From Amnesty International, AI Index: ASA 24/01/00, 7 June 2000

More evidence has come to light that the Chinese government has been contravening the internationally recognised principle of non-refoulement by forcibly returning scores of North Korean asylum-seekers to their country. The latest crack-down on North Korean asylum seekers and illegal immigrants has been stepped up since March this year when thousands of North Korean nationals are reported to have been forcibly returned to their country. Amnesty International is concerned that those forcibly returned are at risk of severe human rights violations in North Korea where they may face prison terms, or even the death penalty under the North Korean Criminal Code. According to some reports, many are subject to torture and ill-treatment while in prison camps and receive grossly insufficient food.

Amnesty International is further concerned at reports claiming that the North Korean Public Security Service (PPS) together with the Chinese police are issuing threats to people who are involved in helping North Korean asylum seekers including Chinese of Korean descent and local churches. North Koreans are not given an opportunity to lodge asylum claims even though China is party to the 1951 UN Refugee Convention.

Some sources have alleged that North Korea has notified China that it will completely close their common border between 1 and 25 June, apparently in preparation for the first ever inter-Korean summit to be held in Pyongyang between 12 and 14 June.
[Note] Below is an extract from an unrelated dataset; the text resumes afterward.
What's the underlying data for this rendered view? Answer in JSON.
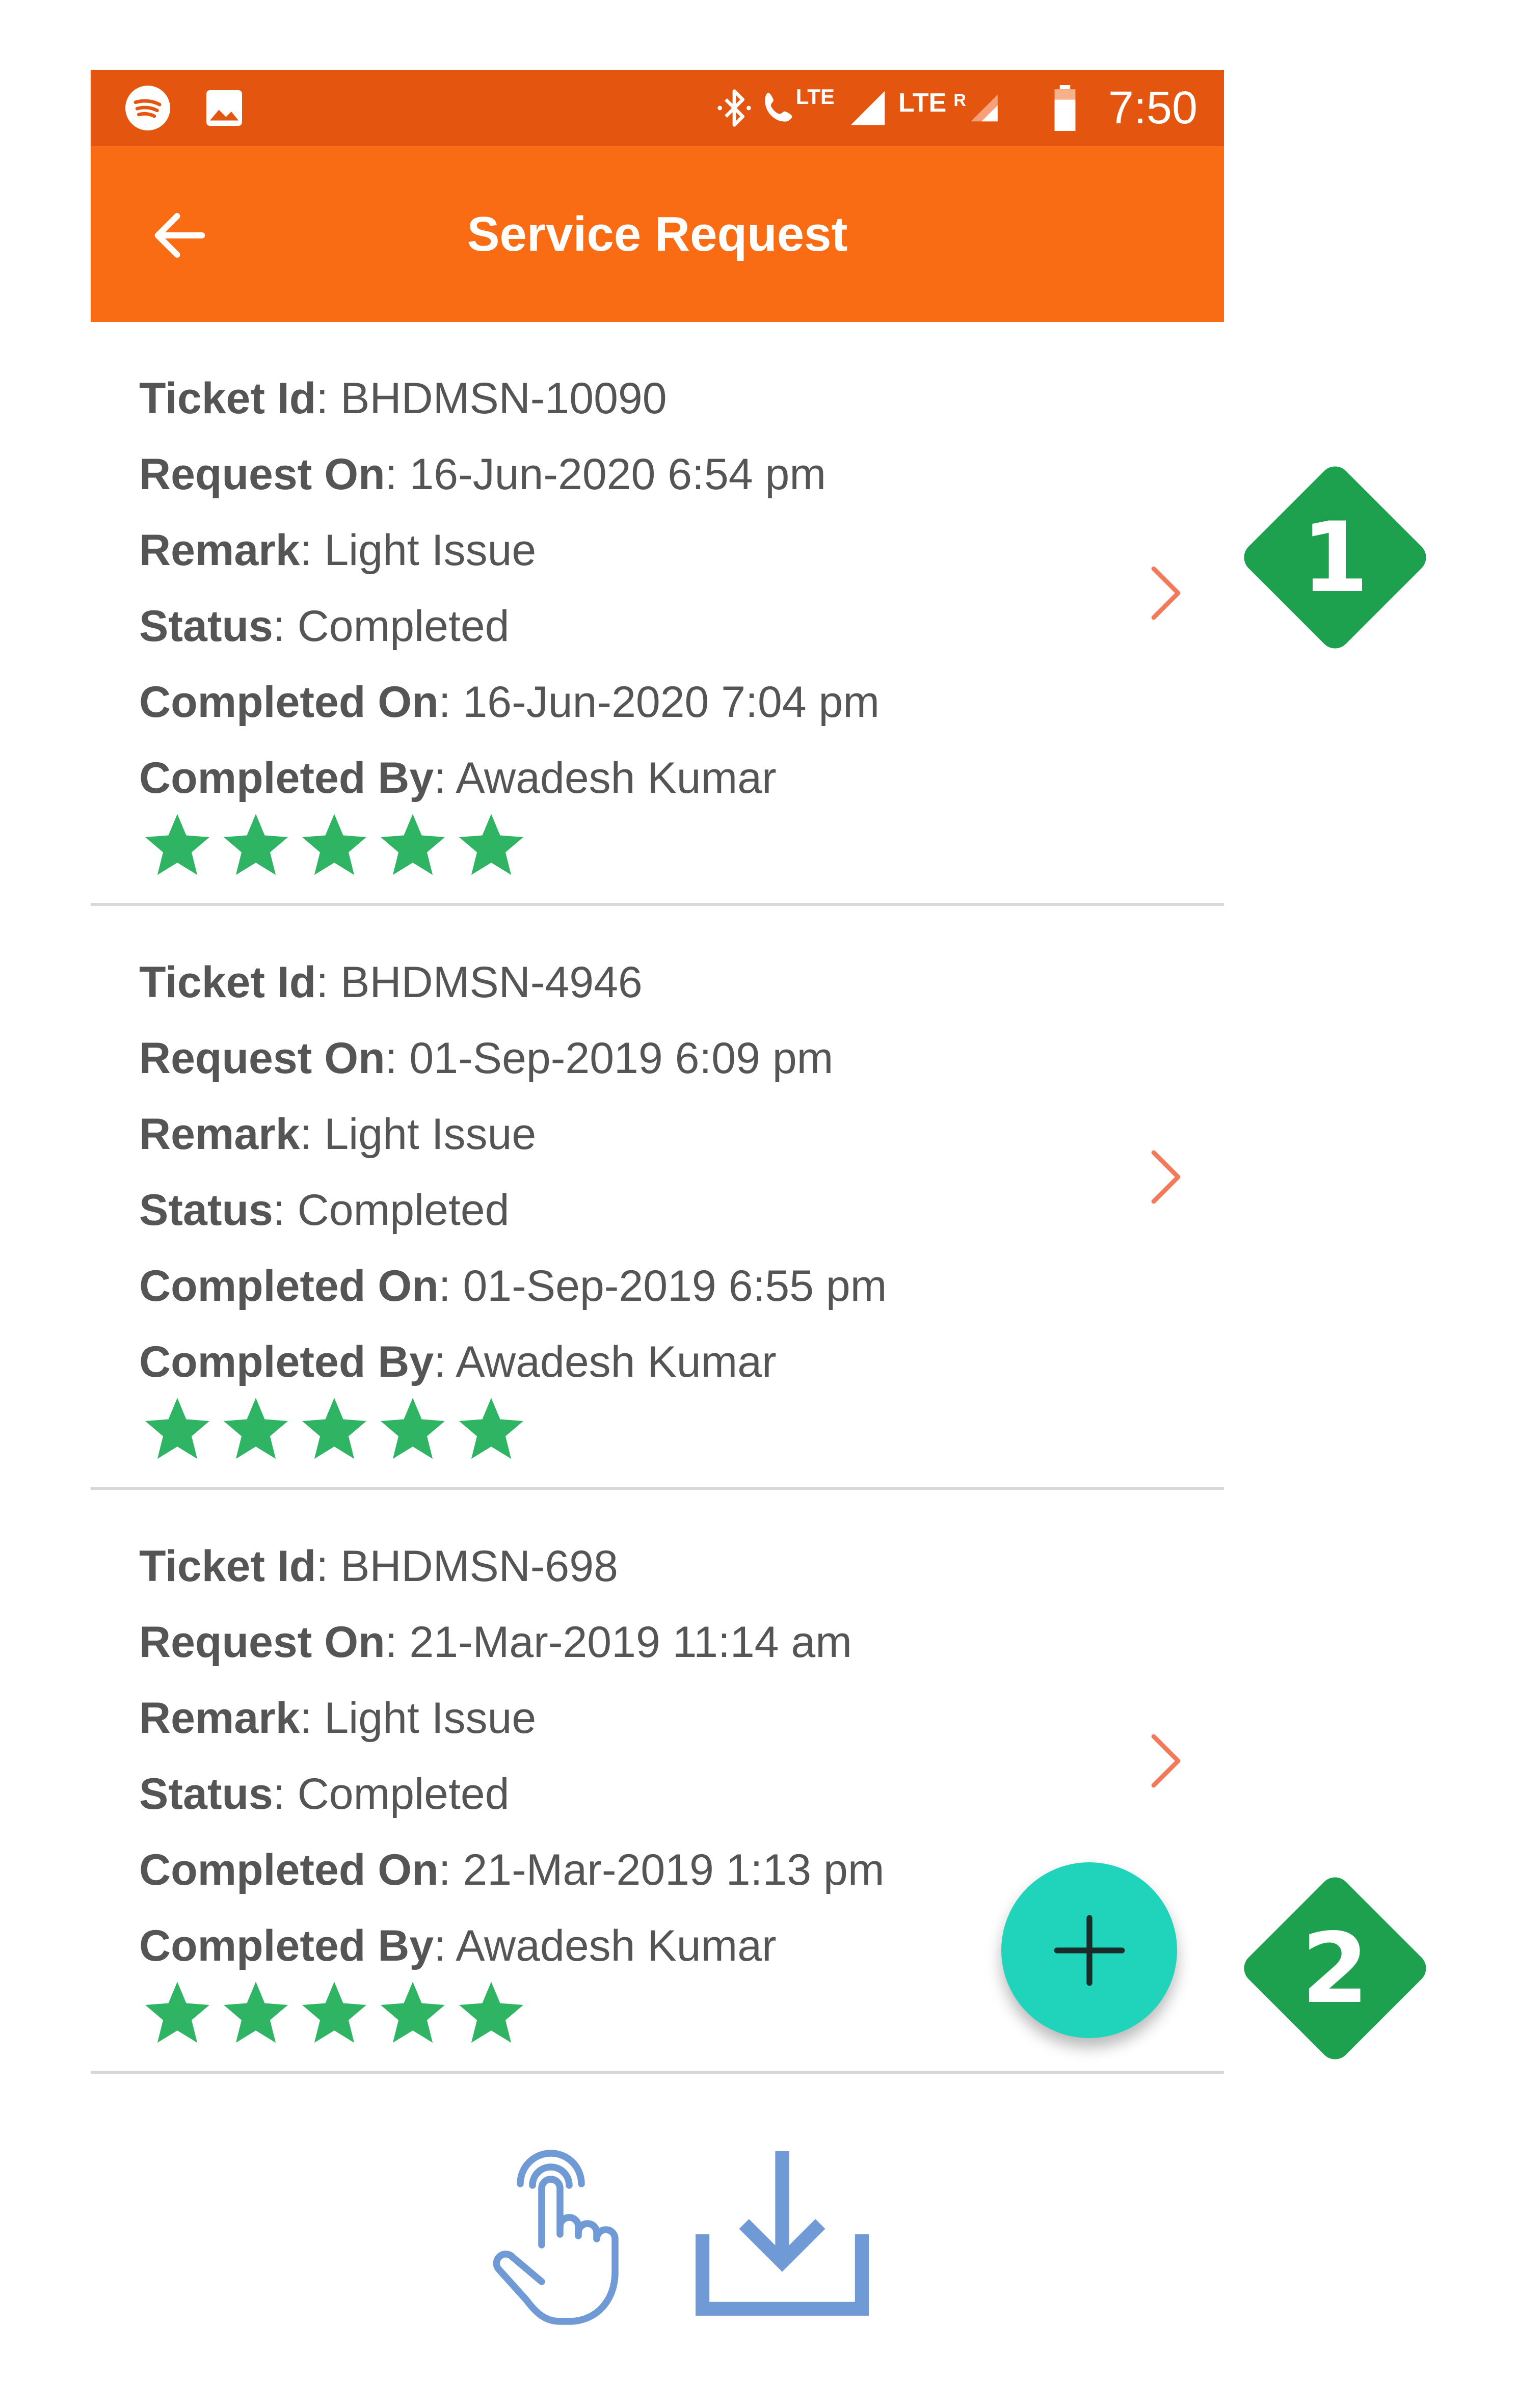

Since 1995, the famine in North Korean is believed to have caused the death of hundreds of thousands of people and has triggered a flood of starving asylum seekers into China. Amnesty International has not been able to establish the total number of North Korean asylum seekers and illegal immigrants currently in China and estimates of their number may be between 50,000 and 300,000.